━━━ RECORD EXCERPTS ━━━

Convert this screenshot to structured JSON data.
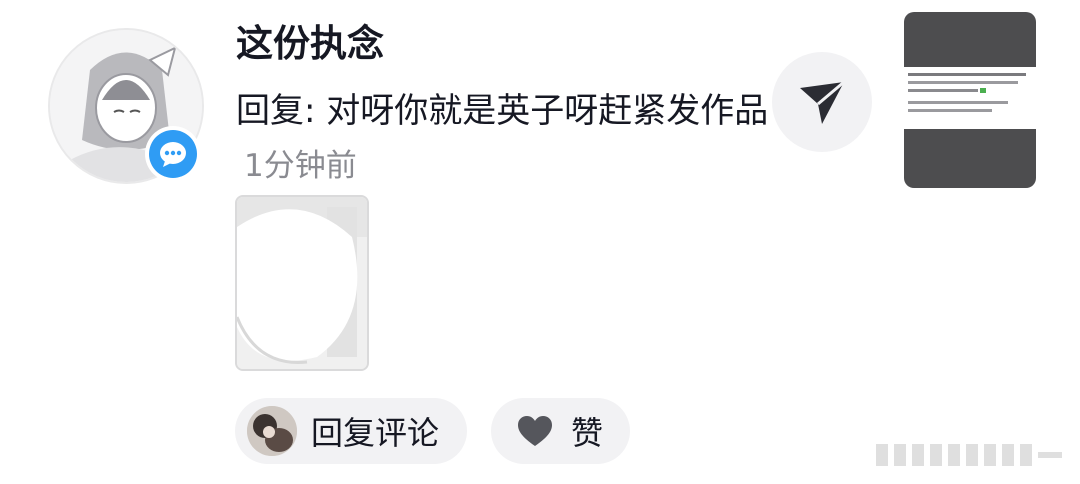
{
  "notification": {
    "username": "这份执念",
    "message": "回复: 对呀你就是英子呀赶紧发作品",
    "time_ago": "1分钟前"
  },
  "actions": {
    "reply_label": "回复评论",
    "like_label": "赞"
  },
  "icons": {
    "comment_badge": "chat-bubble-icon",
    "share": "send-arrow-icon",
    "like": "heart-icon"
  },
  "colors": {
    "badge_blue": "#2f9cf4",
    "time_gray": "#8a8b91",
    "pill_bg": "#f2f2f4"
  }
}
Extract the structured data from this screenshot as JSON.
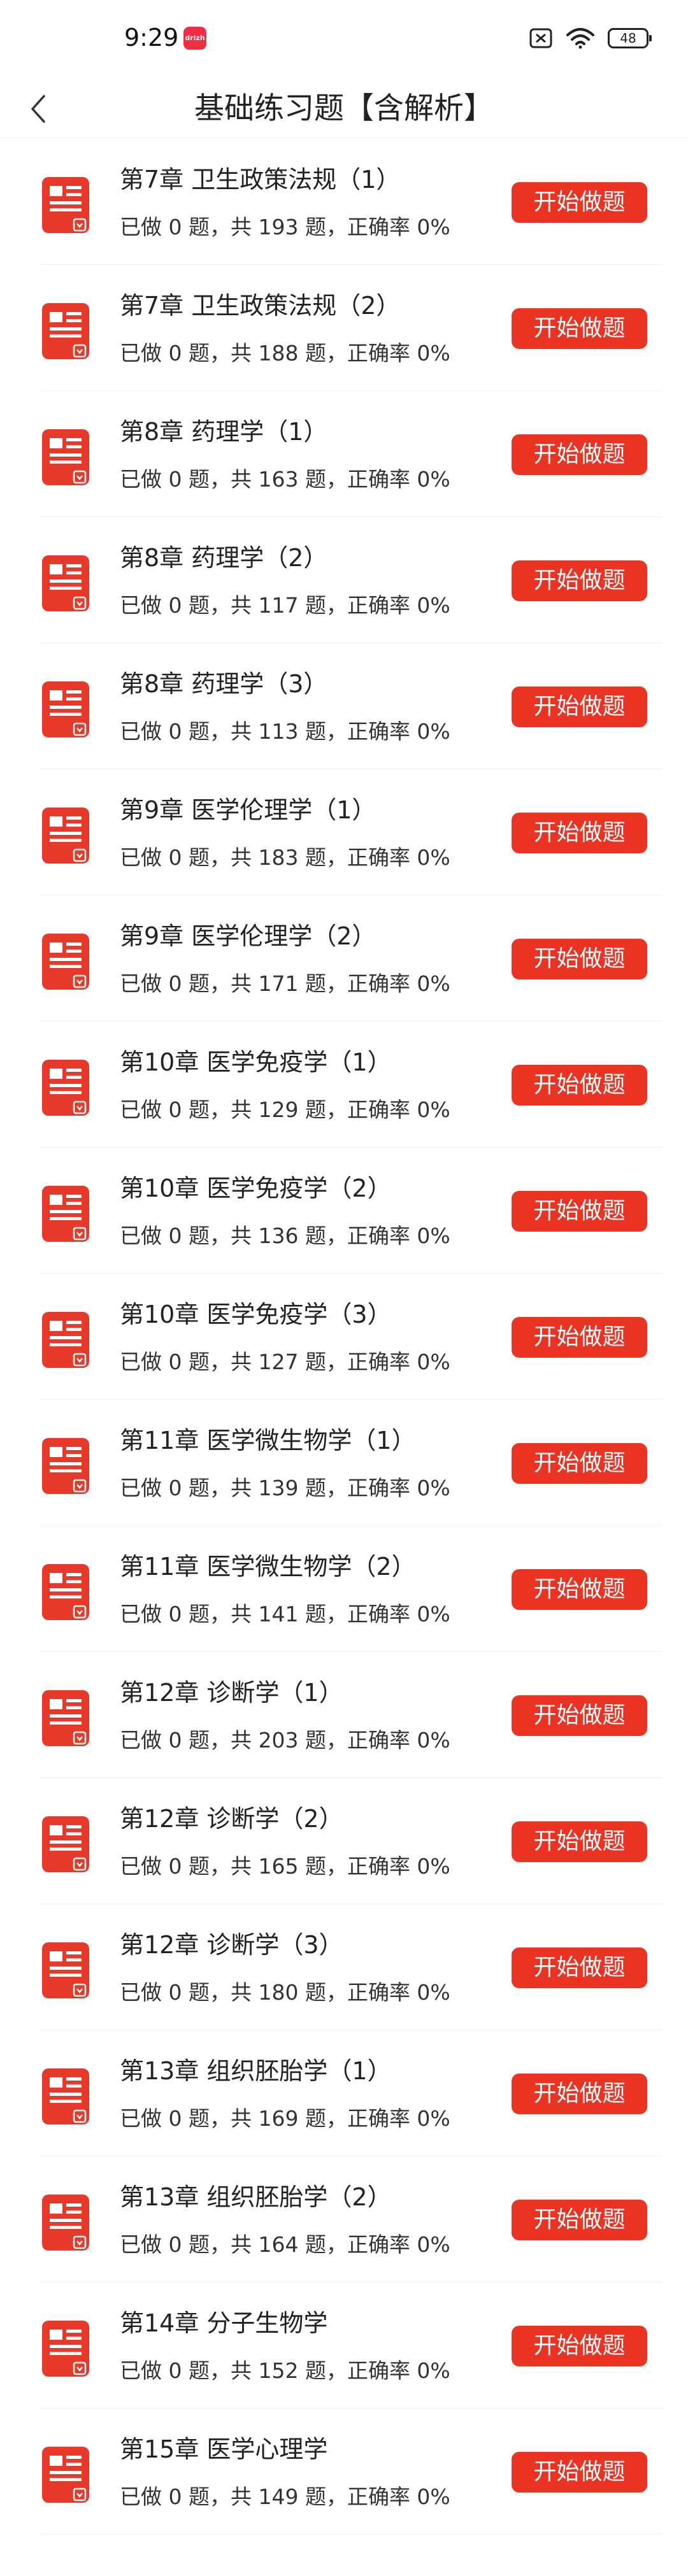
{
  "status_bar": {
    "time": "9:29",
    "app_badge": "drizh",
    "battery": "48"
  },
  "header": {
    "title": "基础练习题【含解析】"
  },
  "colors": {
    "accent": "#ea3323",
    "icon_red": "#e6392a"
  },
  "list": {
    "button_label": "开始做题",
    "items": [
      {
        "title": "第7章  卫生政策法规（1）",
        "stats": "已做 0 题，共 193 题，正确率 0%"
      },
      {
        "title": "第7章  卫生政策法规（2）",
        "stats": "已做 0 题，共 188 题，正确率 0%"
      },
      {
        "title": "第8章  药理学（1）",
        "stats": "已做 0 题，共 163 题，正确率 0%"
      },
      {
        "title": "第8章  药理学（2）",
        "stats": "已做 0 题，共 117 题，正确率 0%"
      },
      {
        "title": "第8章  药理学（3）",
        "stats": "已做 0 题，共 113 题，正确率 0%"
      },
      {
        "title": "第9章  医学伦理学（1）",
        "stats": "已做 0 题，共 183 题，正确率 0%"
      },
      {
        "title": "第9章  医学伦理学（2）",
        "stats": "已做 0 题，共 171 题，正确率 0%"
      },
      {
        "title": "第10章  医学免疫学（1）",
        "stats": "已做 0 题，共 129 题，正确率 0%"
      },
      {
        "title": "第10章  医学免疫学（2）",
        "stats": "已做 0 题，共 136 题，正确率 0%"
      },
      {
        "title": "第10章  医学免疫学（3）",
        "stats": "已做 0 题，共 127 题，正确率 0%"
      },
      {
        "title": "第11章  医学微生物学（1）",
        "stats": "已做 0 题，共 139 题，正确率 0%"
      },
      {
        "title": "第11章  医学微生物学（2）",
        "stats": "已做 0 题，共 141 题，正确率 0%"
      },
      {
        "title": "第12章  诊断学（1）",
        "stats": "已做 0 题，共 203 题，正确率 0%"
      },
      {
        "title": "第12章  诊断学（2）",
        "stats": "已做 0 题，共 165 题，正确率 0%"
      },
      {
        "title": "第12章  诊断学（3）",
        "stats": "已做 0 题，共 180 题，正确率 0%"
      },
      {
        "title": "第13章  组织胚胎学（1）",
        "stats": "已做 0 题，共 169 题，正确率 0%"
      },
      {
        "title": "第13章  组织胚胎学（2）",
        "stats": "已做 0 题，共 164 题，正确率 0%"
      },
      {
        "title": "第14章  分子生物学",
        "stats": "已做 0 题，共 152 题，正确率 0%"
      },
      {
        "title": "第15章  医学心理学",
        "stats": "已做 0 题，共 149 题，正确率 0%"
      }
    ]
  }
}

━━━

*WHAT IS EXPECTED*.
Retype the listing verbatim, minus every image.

*RESPONSE*.
Convert this screenshot to structured JSON data.
{
  "notification": {
    "username": "这份执念",
    "message": "回复: 对呀你就是英子呀赶紧发作品",
    "time_ago": "1分钟前"
  },
  "actions": {
    "reply_label": "回复评论",
    "like_label": "赞"
  },
  "icons": {
    "comment_badge": "chat-bubble-icon",
    "share": "send-arrow-icon",
    "like": "heart-icon"
  },
  "colors": {
    "badge_blue": "#2f9cf4",
    "time_gray": "#8a8b91",
    "pill_bg": "#f2f2f4"
  }
}
Extract the structured data from this screenshot as JSON.
{
  "status_bar": {
    "time": "9:29",
    "app_badge": "drizh",
    "battery": "48"
  },
  "header": {
    "title": "基础练习题【含解析】"
  },
  "colors": {
    "accent": "#ea3323",
    "icon_red": "#e6392a"
  },
  "list": {
    "button_label": "开始做题",
    "items": [
      {
        "title": "第7章  卫生政策法规（1）",
        "stats": "已做 0 题，共 193 题，正确率 0%"
      },
      {
        "title": "第7章  卫生政策法规（2）",
        "stats": "已做 0 题，共 188 题，正确率 0%"
      },
      {
        "title": "第8章  药理学（1）",
        "stats": "已做 0 题，共 163 题，正确率 0%"
      },
      {
        "title": "第8章  药理学（2）",
        "stats": "已做 0 题，共 117 题，正确率 0%"
      },
      {
        "title": "第8章  药理学（3）",
        "stats": "已做 0 题，共 113 题，正确率 0%"
      },
      {
        "title": "第9章  医学伦理学（1）",
        "stats": "已做 0 题，共 183 题，正确率 0%"
      },
      {
        "title": "第9章  医学伦理学（2）",
        "stats": "已做 0 题，共 171 题，正确率 0%"
      },
      {
        "title": "第10章  医学免疫学（1）",
        "stats": "已做 0 题，共 129 题，正确率 0%"
      },
      {
        "title": "第10章  医学免疫学（2）",
        "stats": "已做 0 题，共 136 题，正确率 0%"
      },
      {
        "title": "第10章  医学免疫学（3）",
        "stats": "已做 0 题，共 127 题，正确率 0%"
      },
      {
        "title": "第11章  医学微生物学（1）",
        "stats": "已做 0 题，共 139 题，正确率 0%"
      },
      {
        "title": "第11章  医学微生物学（2）",
        "stats": "已做 0 题，共 141 题，正确率 0%"
      },
      {
        "title": "第12章  诊断学（1）",
        "stats": "已做 0 题，共 203 题，正确率 0%"
      },
      {
        "title": "第12章  诊断学（2）",
        "stats": "已做 0 题，共 165 题，正确率 0%"
      },
      {
        "title": "第12章  诊断学（3）",
        "stats": "已做 0 题，共 180 题，正确率 0%"
      },
      {
        "title": "第13章  组织胚胎学（1）",
        "stats": "已做 0 题，共 169 题，正确率 0%"
      },
      {
        "title": "第13章  组织胚胎学（2）",
        "stats": "已做 0 题，共 164 题，正确率 0%"
      },
      {
        "title": "第14章  分子生物学",
        "stats": "已做 0 题，共 152 题，正确率 0%"
      },
      {
        "title": "第15章  医学心理学",
        "stats": "已做 0 题，共 149 题，正确率 0%"
      }
    ]
  }
}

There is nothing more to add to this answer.